Creel, Bevin J. A Patriot's Legacy: The Family of Richard Dillon and Ann Lawrence from Bertie County, North Carolina to Southern Mississippi and Louisiana. Franklinton, Louisiana: Privately printed, 2002. [I have read portions of this book online and was excited to see it in print.]
Magee, Judieth A. Lineage & Descendants of John Edgar Dillon, 1877 - 1958. Franklinton, Louisiana: Privately printed,
Magee, Zuma F., and Thelma S. Bateman. Cemetery Records - Louisiana. Volume III. Franklinton, Louisiana: Privately printed, 1966.
Magee, Zuma Fendlason. Source Records from Pike County, Mississippi 1798 - 1910 and Misc. Legal and Family Records Pertaining to the Areas of Pike and Walthall Counties, MS. I. Franklinton, Louisiana: Privately printed, 1976.

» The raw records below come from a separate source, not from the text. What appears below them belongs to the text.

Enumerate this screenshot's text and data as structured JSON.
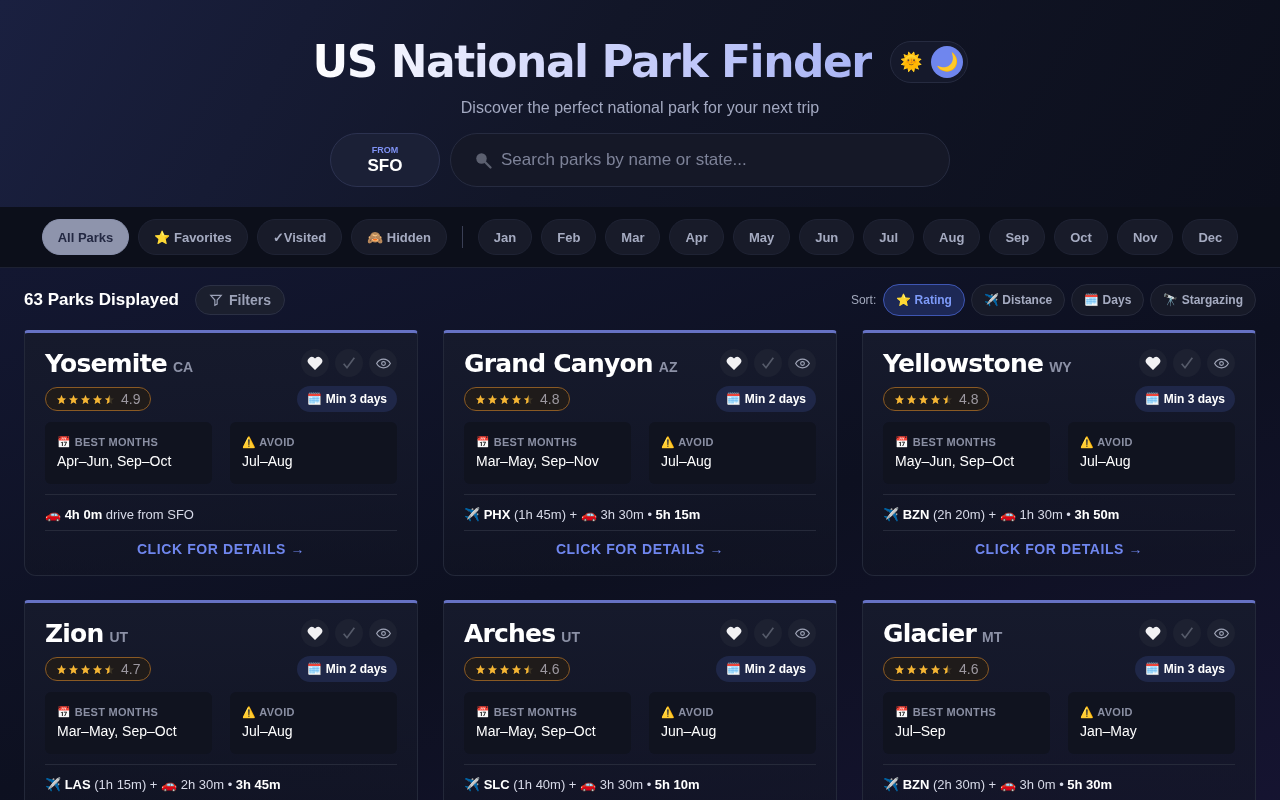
{
  "header": {
    "title": "US National Park Finder",
    "subtitle": "Discover the perfect national park for your next trip",
    "theme_toggle": [
      {
        "symbol": "🌞",
        "selected": false
      },
      {
        "symbol": "🌙",
        "selected": true
      }
    ],
    "origin": {
      "label": "FROM",
      "code": "SFO"
    },
    "search": {
      "placeholder": "Search parks by name or state..."
    }
  },
  "filters": [
    {
      "label": "All Parks",
      "selected": true
    },
    {
      "label": "⭐ Favorites",
      "selected": false
    },
    {
      "label": "✓Visited",
      "selected": false
    },
    {
      "label": "🙈 Hidden",
      "selected": false
    }
  ],
  "months": [
    {
      "label": "Jan",
      "selected": false
    },
    {
      "label": "Feb",
      "selected": false
    },
    {
      "label": "Mar",
      "selected": false
    },
    {
      "label": "Apr",
      "selected": false
    },
    {
      "label": "May",
      "selected": false
    },
    {
      "label": "Jun",
      "selected": false
    },
    {
      "label": "Jul",
      "selected": false
    },
    {
      "label": "Aug",
      "selected": false
    },
    {
      "label": "Sep",
      "selected": false
    },
    {
      "label": "Oct",
      "selected": false
    },
    {
      "label": "Nov",
      "selected": false
    },
    {
      "label": "Dec",
      "selected": false
    }
  ],
  "toolbar": {
    "count": "63 Parks Displayed",
    "filters_button": "Filters",
    "sort_label": "Sort:",
    "sort_options": [
      {
        "label": "⭐ Rating",
        "selected": true
      },
      {
        "label": "✈️ Distance",
        "selected": false
      },
      {
        "label": "🗓️ Days",
        "selected": false
      },
      {
        "label": "🔭 Stargazing",
        "selected": false
      }
    ]
  },
  "parks": [
    {
      "name": "Yosemite",
      "state": "CA",
      "stars": 4.5,
      "rating": "4.9",
      "min_days": "🗓️ Min 3 days",
      "best_label": "📅 BEST MONTHS",
      "best": "Apr–Jun, Sep–Oct",
      "avoid_label": "⚠️ AVOID",
      "avoid": "Jul–Aug",
      "travel": "🚗 **4h 0m** drive from SFO",
      "details": "CLICK FOR DETAILS →"
    },
    {
      "name": "Grand Canyon",
      "state": "AZ",
      "stars": 4.5,
      "rating": "4.8",
      "min_days": "🗓️ Min 2 days",
      "best_label": "📅 BEST MONTHS",
      "best": "Mar–May, Sep–Nov",
      "avoid_label": "⚠️ AVOID",
      "avoid": "Jul–Aug",
      "travel": "✈️ **PHX** (1h 45m) + 🚗 3h 30m • **5h 15m**",
      "details": "CLICK FOR DETAILS →"
    },
    {
      "name": "Yellowstone",
      "state": "WY",
      "stars": 4.5,
      "rating": "4.8",
      "min_days": "🗓️ Min 3 days",
      "best_label": "📅 BEST MONTHS",
      "best": "May–Jun, Sep–Oct",
      "avoid_label": "⚠️ AVOID",
      "avoid": "Jul–Aug",
      "travel": "✈️ **BZN** (2h 20m) + 🚗 1h 30m • **3h 50m**",
      "details": "CLICK FOR DETAILS →"
    },
    {
      "name": "Zion",
      "state": "UT",
      "stars": 4.5,
      "rating": "4.7",
      "min_days": "🗓️ Min 2 days",
      "best_label": "📅 BEST MONTHS",
      "best": "Mar–May, Sep–Oct",
      "avoid_label": "⚠️ AVOID",
      "avoid": "Jul–Aug",
      "travel": "✈️ **LAS** (1h 15m) + 🚗 2h 30m • **3h 45m**"
    },
    {
      "name": "Arches",
      "state": "UT",
      "stars": 4.5,
      "rating": "4.6",
      "min_days": "🗓️ Min 2 days",
      "best_label": "📅 BEST MONTHS",
      "best": "Mar–May, Sep–Oct",
      "avoid_label": "⚠️ AVOID",
      "avoid": "Jun–Aug",
      "travel": "✈️ **SLC** (1h 40m) + 🚗 3h 30m • **5h 10m**"
    },
    {
      "name": "Glacier",
      "state": "MT",
      "stars": 4.5,
      "rating": "4.6",
      "min_days": "🗓️ Min 3 days",
      "best_label": "📅 BEST MONTHS",
      "best": "Jul–Sep",
      "avoid_label": "⚠️ AVOID",
      "avoid": "Jan–May",
      "travel": "✈️ **BZN** (2h 30m) + 🚗 3h 0m • **5h 30m**"
    }
  ]
}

Magee, Zuma Fendlason. Source Records from Pike County, Mississippi 1798 - 1910 and Misc. Legal and Family Records Pertaining to the Areas of Pike and Walthall Counties, MS. II. Franklinton, Louisiana: Privately printed, 1976.
Magee, Zuma, and Dixie S. Moss. Washington Parish Cemetery Records. IV. Franklinton, Louisiana: Privately printed, 1980.

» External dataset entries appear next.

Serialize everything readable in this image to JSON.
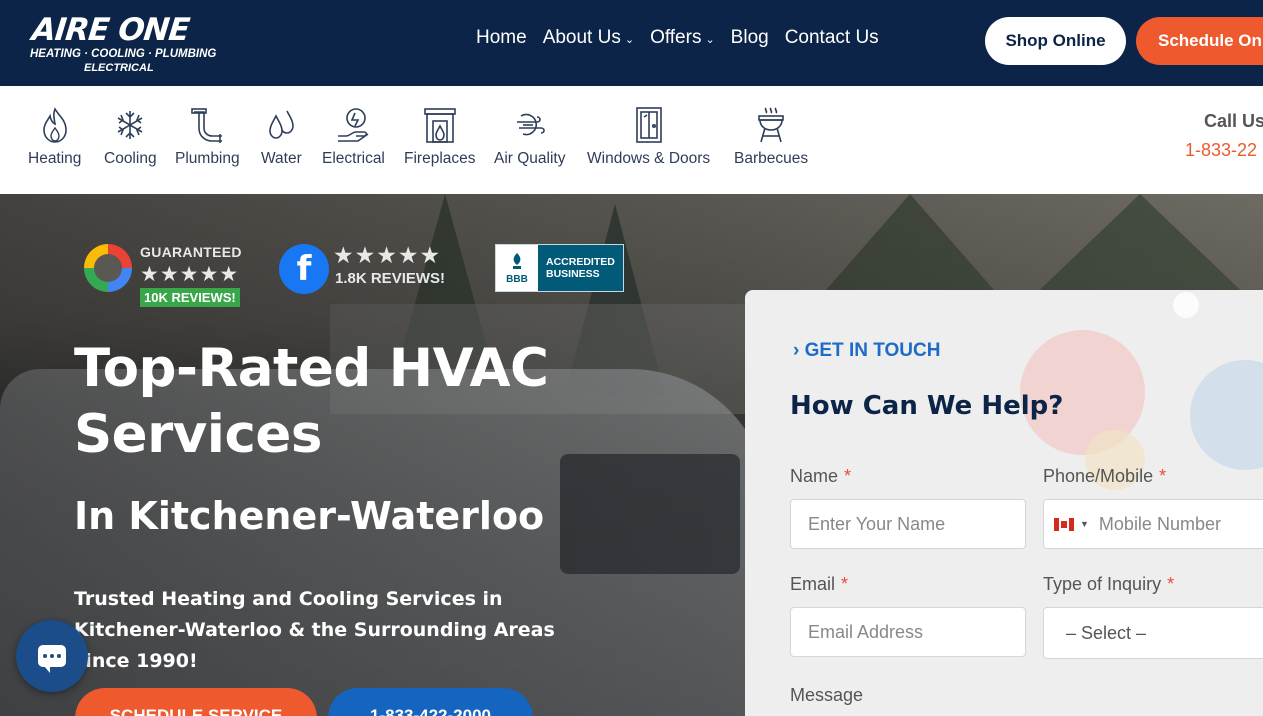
{
  "header": {
    "logo_main": "AIRE ONE",
    "logo_line1": "HEATING · COOLING · PLUMBING",
    "logo_line2": "ELECTRICAL",
    "nav": [
      {
        "label": "Home",
        "dropdown": false
      },
      {
        "label": "About Us",
        "dropdown": true
      },
      {
        "label": "Offers",
        "dropdown": true
      },
      {
        "label": "Blog",
        "dropdown": false
      },
      {
        "label": "Contact Us",
        "dropdown": false
      }
    ],
    "shop_label": "Shop Online",
    "schedule_label": "Schedule Online"
  },
  "services": {
    "items": [
      {
        "label": "Heating",
        "icon": "flame-icon"
      },
      {
        "label": "Cooling",
        "icon": "snowflake-icon"
      },
      {
        "label": "Plumbing",
        "icon": "pipe-icon"
      },
      {
        "label": "Water",
        "icon": "water-drops-icon"
      },
      {
        "label": "Electrical",
        "icon": "lightbulb-hand-icon"
      },
      {
        "label": "Fireplaces",
        "icon": "fireplace-icon"
      },
      {
        "label": "Air Quality",
        "icon": "air-flow-icon"
      },
      {
        "label": "Windows & Doors",
        "icon": "door-window-icon"
      },
      {
        "label": "Barbecues",
        "icon": "barbecue-icon"
      }
    ],
    "call_label": "Call Us",
    "call_number": "1-833-22"
  },
  "hero": {
    "google_badge": {
      "guaranteed": "GUARANTEED",
      "stars": "★★★★★",
      "reviews": "10K REVIEWS!"
    },
    "facebook_badge": {
      "stars": "★★★★★",
      "reviews": "1.8K REVIEWS!"
    },
    "bbb_badge": {
      "line1": "ACCREDITED",
      "line2": "BUSINESS",
      "mark": "BBB"
    },
    "title": "Top-Rated HVAC Services",
    "subtitle": "In Kitchener-Waterloo",
    "description": "Trusted Heating and Cooling Services in Kitchener-Waterloo & the Surrounding Areas since 1990!",
    "button_schedule": "SCHEDULE SERVICE",
    "button_phone": "1-833-422-2000"
  },
  "form": {
    "eyebrow": "› GET IN TOUCH",
    "title": "How Can We Help?",
    "name_label": "Name",
    "name_placeholder": "Enter Your Name",
    "phone_label": "Phone/Mobile",
    "phone_placeholder": "Mobile Number",
    "email_label": "Email",
    "email_placeholder": "Email Address",
    "inquiry_label": "Type of Inquiry",
    "inquiry_selected": "– Select –",
    "message_label": "Message",
    "required_mark": "*"
  },
  "colors": {
    "navy": "#0b2447",
    "orange": "#ee5a2d",
    "blue_link": "#1e6cc8"
  }
}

Murray, Nicholas Russell. Amite County Mississippi Marriage Records 1810 - 1899. Hammond, Louisiana: Hunting for Bears.
Murray, Nicholas Russell. Pike County Mississippi Marriage Records 1882 - 1899. Hammond, Louisiana: Hunting for Bears.
Murray, Nicholas Russell. Washington Parish Mississippi Marriage Records 1897 - 1919. Hammond, Louisiana: Hunting for Bears.
Randolph, Ruth Brumfield, and Nell Brumfield Jacobs Smith. Brumfields Revisited: Ancestors and Descendants of George Y. and Martha Penny Brumfield. Privately printed, 1995.
Wallis, Ruth Ott. Descendants of Jacob Ott of South Carolina and Louisiana. Privately printed.
Williams, E. Russ. History of Washington Parish, Louisiana 1798 - 1992. I. Monroe, Louisiana: Williams Genealogical and Historical Publications, 1994.
Unfortunately, some items were missing from the library. It was upsetting to know that people walk off with these unique volumes. Left at the library many people can access the information but when one person decides to take a folder or book we all lose.
One of the librarians suggested I use my digital camera to copy the pages I wanted to save rather than use the photocopier. That worked quite well and was faster than using the photocopy machine. I photographed as many pages as I was able. It wasn't long until the librarian announced that the library was closing in ten minutes.
Watch my blog for an analysis of my findings at the Franklinton Library.